(Beginning of Records supplied)

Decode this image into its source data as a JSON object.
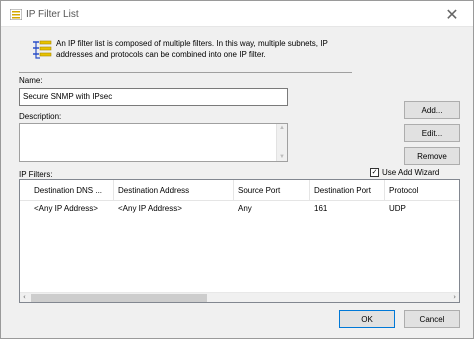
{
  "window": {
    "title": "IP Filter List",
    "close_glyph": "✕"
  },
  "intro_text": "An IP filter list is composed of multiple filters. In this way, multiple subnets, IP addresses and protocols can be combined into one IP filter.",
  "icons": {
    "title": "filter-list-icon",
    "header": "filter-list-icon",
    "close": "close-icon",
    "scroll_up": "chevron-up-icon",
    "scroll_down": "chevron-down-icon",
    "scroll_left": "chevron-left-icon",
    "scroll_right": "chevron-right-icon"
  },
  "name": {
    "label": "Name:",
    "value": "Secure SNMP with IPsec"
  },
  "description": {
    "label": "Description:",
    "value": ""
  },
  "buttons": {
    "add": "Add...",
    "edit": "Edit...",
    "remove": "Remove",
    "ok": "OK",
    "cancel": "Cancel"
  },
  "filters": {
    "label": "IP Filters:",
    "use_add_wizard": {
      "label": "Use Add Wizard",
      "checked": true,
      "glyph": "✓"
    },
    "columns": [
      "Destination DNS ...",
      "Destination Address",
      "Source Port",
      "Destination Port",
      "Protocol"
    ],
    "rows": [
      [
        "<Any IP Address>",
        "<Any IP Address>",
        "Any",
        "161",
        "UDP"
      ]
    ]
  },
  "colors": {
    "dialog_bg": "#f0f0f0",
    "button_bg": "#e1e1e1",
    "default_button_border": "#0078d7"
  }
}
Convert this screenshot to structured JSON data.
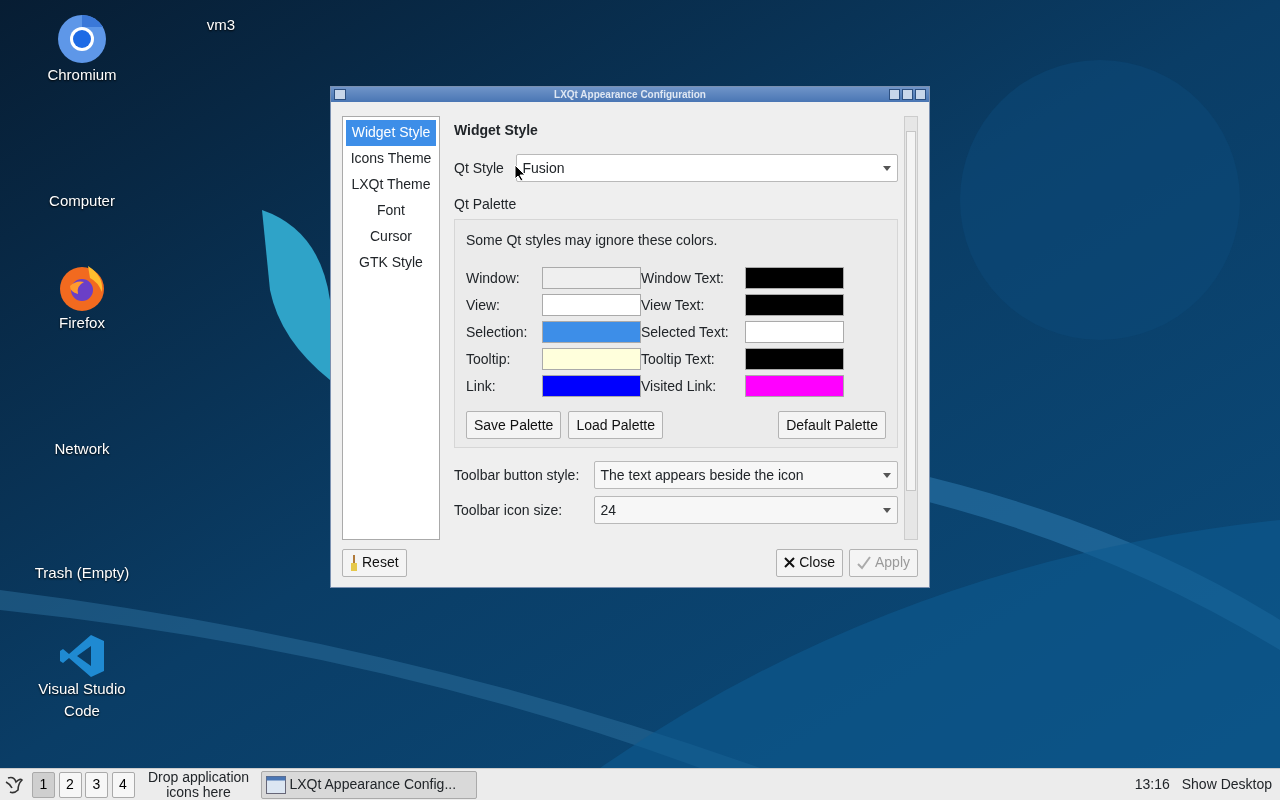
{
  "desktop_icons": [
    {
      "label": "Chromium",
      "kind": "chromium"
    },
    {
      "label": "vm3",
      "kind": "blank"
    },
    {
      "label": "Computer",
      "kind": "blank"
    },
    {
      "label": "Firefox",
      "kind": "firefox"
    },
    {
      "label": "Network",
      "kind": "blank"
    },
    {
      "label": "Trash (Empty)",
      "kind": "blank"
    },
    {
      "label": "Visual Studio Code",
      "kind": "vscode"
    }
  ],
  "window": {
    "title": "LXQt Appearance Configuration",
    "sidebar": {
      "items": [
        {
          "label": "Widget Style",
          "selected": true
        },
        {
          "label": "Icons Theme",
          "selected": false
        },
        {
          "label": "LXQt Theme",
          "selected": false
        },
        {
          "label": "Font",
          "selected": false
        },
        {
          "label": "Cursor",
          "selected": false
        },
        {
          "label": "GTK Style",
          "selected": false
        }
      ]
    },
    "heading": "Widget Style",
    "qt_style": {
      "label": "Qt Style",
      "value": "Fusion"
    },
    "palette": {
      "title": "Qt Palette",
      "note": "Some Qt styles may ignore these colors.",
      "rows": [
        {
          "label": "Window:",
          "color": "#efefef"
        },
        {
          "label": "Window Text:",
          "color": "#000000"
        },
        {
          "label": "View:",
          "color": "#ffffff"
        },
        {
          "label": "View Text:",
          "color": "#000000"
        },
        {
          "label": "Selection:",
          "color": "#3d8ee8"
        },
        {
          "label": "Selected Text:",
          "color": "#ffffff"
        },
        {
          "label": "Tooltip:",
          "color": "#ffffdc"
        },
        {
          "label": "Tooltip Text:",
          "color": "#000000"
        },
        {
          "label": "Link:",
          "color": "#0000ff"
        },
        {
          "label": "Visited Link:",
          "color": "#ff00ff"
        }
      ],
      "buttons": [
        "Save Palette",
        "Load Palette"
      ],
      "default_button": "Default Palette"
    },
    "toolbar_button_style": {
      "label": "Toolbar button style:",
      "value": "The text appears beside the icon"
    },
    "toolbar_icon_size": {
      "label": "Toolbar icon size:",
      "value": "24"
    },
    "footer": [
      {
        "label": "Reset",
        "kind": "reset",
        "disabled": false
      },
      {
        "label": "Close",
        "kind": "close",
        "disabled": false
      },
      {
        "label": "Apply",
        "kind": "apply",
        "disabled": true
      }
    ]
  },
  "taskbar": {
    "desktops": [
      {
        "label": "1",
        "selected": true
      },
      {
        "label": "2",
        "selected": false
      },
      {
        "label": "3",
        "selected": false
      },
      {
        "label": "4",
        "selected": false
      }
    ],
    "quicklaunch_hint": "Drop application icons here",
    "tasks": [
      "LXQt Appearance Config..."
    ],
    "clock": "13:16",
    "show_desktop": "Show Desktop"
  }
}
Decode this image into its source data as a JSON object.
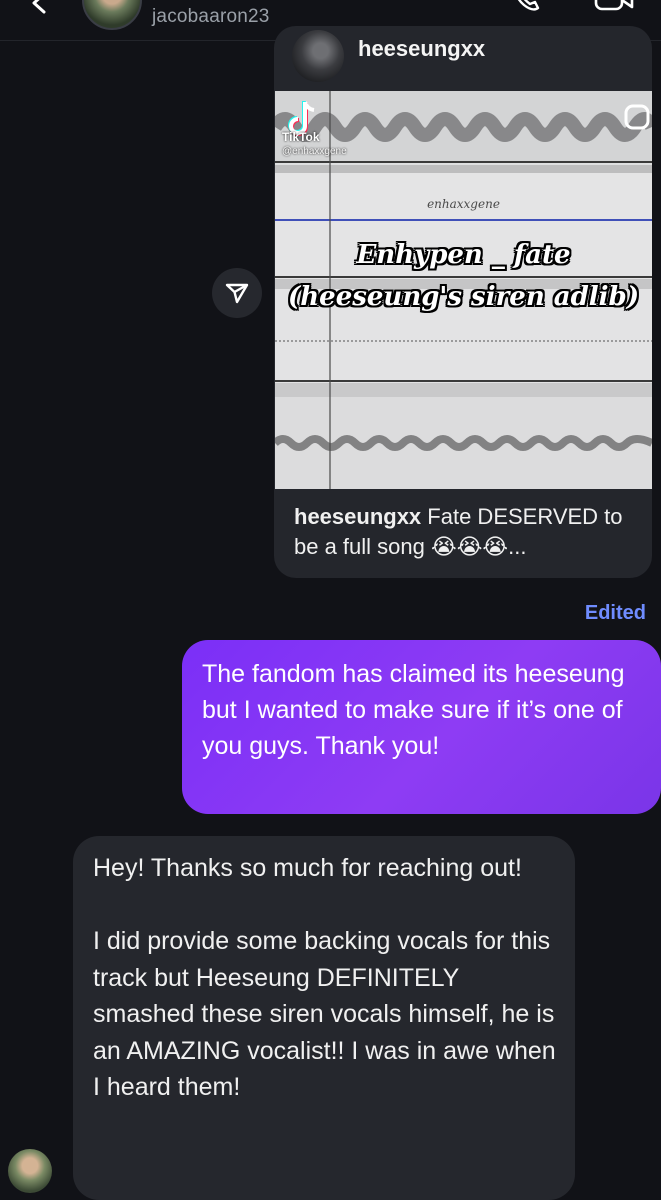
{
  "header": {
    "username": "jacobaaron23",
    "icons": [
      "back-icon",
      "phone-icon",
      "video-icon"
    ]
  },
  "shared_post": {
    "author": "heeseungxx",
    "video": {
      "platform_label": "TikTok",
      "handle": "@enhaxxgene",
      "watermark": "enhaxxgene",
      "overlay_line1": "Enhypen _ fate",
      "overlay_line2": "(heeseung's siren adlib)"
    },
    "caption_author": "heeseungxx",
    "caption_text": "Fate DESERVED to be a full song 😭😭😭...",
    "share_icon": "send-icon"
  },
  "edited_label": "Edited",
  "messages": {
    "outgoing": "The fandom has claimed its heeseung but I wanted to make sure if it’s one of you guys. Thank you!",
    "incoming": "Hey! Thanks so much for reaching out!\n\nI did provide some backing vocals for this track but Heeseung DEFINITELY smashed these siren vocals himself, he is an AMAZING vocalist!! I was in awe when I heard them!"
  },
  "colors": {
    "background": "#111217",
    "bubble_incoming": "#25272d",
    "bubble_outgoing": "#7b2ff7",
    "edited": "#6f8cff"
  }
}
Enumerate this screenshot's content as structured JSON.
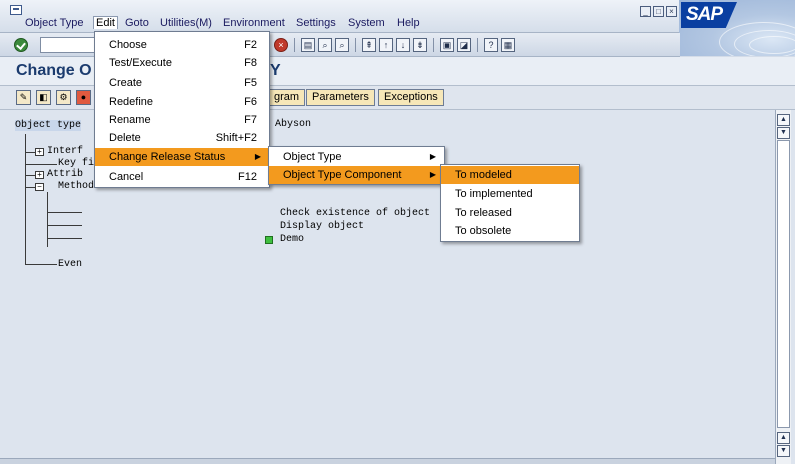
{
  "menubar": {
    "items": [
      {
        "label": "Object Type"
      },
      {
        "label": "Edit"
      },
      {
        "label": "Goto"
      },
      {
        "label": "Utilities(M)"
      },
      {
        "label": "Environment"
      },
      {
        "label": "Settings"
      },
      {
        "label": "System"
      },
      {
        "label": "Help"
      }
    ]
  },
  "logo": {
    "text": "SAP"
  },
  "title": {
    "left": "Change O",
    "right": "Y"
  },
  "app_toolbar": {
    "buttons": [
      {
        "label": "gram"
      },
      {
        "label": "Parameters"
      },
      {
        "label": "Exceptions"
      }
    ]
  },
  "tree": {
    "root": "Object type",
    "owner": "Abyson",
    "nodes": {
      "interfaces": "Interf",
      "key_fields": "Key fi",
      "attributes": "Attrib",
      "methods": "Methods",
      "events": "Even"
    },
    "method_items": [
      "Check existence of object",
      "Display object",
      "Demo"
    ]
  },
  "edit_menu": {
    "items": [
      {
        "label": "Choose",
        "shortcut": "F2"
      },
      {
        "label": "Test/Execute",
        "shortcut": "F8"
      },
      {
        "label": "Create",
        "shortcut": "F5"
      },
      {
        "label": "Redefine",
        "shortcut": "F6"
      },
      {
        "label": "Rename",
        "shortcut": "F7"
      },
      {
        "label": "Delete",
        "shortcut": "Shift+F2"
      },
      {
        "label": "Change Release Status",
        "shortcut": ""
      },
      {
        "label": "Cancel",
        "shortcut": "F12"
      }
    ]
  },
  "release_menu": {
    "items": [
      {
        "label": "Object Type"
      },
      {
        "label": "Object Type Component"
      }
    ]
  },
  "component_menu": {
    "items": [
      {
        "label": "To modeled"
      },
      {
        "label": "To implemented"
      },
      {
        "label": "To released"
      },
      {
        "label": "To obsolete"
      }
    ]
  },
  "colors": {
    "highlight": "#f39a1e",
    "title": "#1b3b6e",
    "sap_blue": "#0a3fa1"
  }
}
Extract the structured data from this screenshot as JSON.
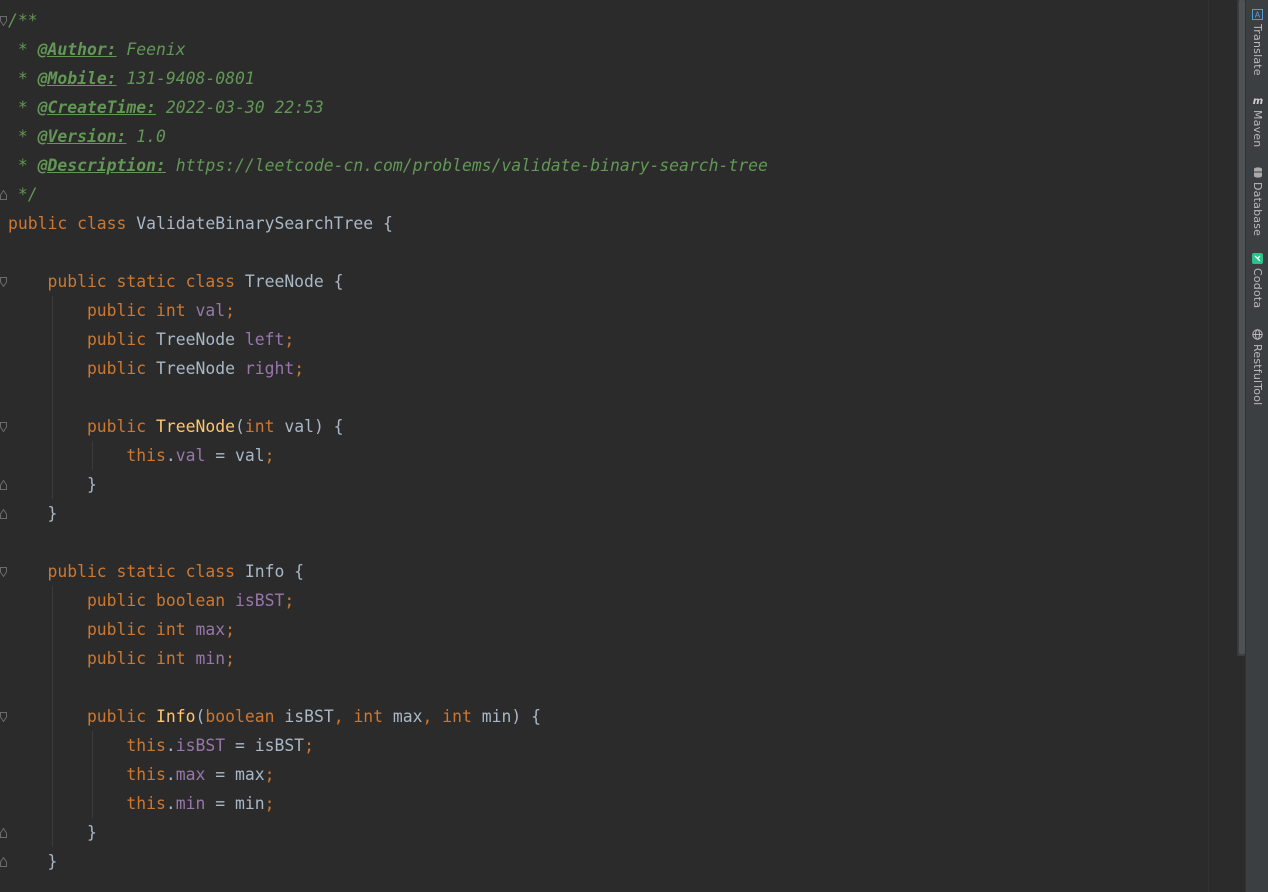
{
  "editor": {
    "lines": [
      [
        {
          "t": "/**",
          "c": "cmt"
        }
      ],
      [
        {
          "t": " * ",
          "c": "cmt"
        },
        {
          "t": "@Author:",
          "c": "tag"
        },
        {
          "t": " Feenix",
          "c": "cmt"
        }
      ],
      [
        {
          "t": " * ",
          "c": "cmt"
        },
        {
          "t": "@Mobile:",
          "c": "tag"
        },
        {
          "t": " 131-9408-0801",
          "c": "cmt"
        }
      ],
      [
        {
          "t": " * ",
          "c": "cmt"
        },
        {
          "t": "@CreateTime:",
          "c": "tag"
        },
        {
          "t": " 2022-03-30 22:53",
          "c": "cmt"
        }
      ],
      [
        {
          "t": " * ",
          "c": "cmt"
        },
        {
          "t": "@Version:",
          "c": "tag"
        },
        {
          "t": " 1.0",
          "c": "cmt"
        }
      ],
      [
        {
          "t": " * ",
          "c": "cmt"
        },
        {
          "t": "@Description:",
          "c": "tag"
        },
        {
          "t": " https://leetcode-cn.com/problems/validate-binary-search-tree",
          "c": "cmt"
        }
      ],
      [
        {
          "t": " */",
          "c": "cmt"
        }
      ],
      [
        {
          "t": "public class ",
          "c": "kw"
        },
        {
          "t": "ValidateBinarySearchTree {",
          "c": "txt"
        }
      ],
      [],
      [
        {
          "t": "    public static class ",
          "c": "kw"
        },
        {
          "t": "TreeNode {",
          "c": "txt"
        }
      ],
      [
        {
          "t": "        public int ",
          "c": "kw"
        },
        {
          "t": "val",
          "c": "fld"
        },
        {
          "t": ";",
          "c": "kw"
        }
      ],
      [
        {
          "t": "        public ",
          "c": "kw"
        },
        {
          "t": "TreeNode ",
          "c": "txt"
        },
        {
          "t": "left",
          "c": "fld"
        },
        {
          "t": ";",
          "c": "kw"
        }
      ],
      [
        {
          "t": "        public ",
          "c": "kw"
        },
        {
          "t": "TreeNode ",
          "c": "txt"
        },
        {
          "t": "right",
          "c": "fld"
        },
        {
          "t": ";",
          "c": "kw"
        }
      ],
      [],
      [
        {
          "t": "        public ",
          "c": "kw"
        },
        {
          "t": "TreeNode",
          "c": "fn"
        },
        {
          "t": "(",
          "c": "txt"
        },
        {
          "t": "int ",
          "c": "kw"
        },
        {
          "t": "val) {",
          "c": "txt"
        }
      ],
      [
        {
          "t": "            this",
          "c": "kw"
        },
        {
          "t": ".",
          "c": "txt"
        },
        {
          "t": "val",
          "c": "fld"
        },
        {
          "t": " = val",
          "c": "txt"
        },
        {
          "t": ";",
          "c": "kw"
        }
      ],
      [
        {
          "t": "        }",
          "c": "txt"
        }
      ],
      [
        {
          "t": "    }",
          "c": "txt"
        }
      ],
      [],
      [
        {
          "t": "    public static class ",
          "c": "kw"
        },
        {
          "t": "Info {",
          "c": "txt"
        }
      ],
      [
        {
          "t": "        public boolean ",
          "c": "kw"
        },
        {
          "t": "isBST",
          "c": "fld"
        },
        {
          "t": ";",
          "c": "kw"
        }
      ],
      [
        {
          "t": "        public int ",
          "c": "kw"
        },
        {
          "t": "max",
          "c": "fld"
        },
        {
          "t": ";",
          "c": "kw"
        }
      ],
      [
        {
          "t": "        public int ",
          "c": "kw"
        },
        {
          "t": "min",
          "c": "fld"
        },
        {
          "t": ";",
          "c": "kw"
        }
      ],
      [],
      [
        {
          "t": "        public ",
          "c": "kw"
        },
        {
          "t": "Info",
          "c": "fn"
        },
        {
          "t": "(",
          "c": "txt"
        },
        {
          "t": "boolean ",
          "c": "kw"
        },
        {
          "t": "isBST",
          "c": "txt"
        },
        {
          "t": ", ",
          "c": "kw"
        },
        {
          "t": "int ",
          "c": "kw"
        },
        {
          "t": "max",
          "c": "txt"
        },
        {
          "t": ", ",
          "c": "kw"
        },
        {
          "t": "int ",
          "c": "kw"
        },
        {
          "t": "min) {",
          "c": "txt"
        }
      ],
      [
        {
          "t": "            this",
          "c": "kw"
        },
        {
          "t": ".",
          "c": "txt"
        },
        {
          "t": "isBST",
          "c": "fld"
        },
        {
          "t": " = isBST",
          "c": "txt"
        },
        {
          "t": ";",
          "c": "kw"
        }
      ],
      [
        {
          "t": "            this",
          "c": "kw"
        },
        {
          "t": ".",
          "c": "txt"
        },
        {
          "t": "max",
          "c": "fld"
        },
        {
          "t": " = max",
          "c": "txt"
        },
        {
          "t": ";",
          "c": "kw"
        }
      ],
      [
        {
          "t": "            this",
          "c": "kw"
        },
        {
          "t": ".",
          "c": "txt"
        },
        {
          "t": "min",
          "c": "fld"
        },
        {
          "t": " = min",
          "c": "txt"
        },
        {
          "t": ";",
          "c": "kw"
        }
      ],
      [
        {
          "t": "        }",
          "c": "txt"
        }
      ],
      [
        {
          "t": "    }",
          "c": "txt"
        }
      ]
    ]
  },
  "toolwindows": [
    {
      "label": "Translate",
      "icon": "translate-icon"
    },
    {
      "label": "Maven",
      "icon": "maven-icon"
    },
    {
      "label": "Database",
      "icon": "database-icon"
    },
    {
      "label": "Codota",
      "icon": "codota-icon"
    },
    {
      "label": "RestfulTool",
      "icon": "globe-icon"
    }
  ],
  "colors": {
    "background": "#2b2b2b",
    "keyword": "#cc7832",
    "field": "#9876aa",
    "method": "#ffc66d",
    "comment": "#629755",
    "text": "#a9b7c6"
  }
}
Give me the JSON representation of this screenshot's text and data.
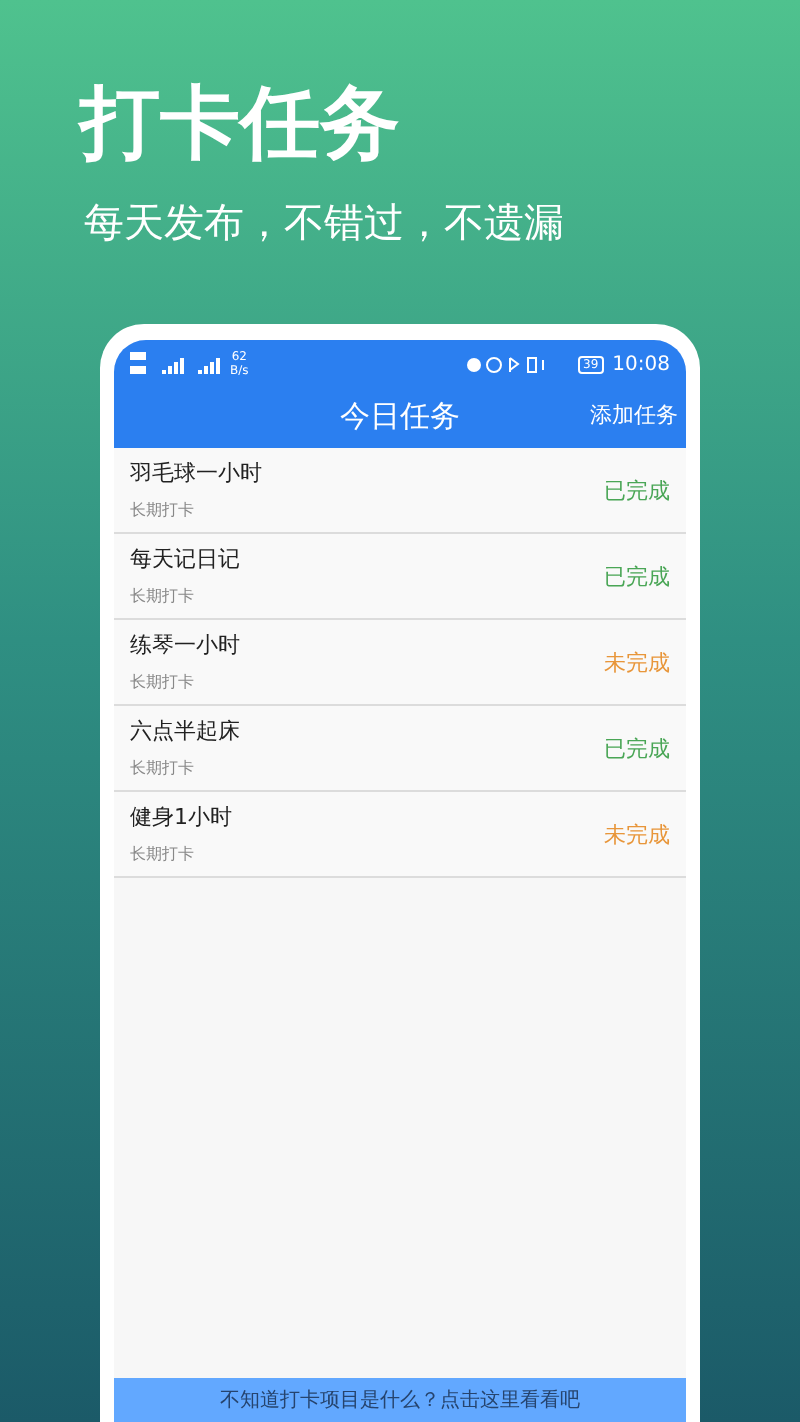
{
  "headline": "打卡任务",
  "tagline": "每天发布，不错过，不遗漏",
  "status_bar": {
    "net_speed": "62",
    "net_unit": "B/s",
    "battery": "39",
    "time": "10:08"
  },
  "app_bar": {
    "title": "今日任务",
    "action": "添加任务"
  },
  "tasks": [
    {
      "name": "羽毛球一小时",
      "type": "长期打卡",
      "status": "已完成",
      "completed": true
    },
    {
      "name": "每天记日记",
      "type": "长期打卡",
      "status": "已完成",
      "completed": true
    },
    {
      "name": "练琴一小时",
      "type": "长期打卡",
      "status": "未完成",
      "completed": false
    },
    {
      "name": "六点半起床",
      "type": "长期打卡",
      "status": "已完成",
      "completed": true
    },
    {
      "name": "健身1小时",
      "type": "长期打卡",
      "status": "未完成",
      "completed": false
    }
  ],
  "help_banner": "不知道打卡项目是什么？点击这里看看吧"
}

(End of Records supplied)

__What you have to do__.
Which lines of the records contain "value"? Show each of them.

__Exercise response__.
    "value": "Secure SNMP with IPsec"
    "value": ""
      "value": "Fusion"
      "value": "The text appears beside the icon"
      "value": "24"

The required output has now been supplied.